Benjamin Britten

Serenade for Tenor, Horn, and Strings

            Benjamin Britten is one of the last century’s most respected composers, and unquestionably the most influential and admired British composer from WW II until his death in 1976.   Fantastically gifted from an early age (almost a thousand compositions before his first mature, published one!), he was blessed with the early attainment of an authentic personal “voice” in his musical style.  That style was at once perceived as modern, fresh, and non-derivative—and yet generally accessible and popular with the broad public for art music.   From the beginning he was practically contemptuous of the main stream of revered British composers—Elgar, Vaughan William, Holst, and others, many of whom he dubbed the “pastoralists.”  Their utilization of traditional English folk music as an im
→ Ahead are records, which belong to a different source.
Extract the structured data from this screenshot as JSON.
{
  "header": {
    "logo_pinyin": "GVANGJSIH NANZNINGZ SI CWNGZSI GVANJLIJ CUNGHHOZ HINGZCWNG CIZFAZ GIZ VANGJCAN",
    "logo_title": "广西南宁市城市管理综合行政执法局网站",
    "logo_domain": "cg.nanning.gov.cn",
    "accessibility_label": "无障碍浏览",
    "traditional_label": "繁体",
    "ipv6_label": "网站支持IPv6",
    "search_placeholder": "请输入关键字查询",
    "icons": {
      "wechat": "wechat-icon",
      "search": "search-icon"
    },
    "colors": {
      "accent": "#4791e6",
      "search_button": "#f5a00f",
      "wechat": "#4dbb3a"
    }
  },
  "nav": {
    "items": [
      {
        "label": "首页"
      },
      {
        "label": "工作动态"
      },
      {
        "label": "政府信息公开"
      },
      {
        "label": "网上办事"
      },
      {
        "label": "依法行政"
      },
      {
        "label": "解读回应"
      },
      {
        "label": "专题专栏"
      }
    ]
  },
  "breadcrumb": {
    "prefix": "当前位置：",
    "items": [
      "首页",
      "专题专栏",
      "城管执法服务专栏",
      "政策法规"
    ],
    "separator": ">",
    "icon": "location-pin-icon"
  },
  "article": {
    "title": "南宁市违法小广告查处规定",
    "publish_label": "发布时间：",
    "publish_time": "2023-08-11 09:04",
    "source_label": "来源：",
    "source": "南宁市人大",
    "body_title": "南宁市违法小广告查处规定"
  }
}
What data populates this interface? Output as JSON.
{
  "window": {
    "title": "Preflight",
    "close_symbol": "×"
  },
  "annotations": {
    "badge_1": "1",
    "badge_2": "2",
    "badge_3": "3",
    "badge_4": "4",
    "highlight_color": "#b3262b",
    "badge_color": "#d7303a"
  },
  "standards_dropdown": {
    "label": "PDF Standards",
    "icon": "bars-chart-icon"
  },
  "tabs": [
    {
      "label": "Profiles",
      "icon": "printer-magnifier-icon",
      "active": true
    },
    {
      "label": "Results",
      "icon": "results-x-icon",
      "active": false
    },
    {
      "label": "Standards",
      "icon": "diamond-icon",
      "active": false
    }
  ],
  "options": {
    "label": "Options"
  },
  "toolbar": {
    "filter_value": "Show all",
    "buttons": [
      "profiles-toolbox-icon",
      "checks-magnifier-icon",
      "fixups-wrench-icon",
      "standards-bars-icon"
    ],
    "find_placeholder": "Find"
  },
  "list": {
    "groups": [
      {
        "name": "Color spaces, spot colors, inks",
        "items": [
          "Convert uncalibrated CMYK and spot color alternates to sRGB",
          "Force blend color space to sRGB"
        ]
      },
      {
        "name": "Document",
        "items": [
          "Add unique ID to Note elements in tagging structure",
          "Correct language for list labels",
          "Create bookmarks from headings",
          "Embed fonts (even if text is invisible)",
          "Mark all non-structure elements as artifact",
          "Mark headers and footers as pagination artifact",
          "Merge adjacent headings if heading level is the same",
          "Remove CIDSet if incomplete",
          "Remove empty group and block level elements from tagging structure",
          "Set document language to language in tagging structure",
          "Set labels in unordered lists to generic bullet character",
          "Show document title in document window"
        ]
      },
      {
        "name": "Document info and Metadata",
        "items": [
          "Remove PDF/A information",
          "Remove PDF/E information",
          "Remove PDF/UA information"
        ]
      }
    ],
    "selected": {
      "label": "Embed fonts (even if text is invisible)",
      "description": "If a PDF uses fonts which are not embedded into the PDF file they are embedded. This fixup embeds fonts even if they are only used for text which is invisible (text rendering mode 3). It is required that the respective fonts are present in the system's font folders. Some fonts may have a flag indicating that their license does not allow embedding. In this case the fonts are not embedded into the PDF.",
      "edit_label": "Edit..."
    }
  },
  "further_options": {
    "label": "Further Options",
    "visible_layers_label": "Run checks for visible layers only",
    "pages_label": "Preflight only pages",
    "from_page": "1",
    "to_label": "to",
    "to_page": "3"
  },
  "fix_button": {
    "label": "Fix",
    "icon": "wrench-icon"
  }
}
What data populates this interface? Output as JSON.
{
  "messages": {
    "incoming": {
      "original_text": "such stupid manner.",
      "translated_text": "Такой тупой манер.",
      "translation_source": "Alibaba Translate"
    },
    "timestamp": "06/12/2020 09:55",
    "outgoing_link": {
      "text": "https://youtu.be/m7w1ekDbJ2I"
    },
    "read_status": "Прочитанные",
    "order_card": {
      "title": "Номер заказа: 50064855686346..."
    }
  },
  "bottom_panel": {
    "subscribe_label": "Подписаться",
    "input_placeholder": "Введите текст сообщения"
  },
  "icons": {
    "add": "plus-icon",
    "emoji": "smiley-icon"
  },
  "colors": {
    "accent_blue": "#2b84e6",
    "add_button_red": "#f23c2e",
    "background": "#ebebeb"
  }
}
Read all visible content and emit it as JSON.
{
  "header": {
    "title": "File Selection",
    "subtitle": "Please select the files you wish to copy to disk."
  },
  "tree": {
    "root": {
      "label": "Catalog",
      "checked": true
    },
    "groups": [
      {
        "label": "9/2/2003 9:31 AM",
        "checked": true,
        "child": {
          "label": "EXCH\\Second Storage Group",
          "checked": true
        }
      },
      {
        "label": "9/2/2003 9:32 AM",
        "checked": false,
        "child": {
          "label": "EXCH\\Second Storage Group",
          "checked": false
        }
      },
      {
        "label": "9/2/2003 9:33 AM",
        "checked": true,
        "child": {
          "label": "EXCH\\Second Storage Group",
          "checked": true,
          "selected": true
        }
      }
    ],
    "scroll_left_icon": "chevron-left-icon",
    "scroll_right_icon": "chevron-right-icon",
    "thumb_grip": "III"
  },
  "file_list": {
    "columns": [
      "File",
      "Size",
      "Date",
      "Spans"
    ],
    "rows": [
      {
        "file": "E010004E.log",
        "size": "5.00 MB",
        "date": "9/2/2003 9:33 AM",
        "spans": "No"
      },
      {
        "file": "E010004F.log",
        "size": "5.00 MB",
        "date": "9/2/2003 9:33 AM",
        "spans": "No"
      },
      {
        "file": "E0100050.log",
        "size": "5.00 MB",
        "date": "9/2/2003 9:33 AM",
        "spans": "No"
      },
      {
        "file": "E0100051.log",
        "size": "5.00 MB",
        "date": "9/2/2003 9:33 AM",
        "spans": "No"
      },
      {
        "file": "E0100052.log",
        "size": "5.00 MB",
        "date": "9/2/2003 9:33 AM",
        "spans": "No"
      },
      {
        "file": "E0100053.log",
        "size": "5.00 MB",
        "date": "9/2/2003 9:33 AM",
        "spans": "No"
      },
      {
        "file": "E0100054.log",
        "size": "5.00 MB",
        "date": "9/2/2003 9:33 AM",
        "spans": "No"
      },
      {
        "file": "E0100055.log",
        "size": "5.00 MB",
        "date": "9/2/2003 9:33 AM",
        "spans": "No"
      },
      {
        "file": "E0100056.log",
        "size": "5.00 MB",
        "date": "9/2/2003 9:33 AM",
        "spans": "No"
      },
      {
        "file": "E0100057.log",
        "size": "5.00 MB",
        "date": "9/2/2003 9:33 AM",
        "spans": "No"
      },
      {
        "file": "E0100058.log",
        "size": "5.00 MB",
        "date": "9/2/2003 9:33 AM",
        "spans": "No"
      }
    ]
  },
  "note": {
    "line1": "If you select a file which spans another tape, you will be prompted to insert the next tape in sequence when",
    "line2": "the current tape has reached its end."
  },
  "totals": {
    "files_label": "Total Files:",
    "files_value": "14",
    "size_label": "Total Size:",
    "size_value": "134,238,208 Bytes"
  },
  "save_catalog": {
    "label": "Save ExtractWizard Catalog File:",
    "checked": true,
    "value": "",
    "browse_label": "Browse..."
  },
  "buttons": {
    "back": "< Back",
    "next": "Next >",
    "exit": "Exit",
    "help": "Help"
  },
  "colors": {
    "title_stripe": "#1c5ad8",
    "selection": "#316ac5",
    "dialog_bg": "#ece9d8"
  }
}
Young Person’s Guide to the Orchestra, op. 34

            Benjamin Britten is one of the last century’s most respected composers, and unquestionably the most influential and admired British composer from WW II until his death in 1976.   Fantastically gifted from an early age (almost a thousand compositions before his first mature, published one!), he was blessed with the early attainment of an authentic personal “voice” in his musical style.  That style was at once perceived as modern, fresh, and non-derivative—and yet generally accessible and popular with the broad public for art music.   From the beginning he was practically contemptuous of the main stream of revered British composers—Elgar, Vaughan William, Holst, and others, many of whom he snarkily dubbed the “pastoralists.”  Their utilization of traditional English folk music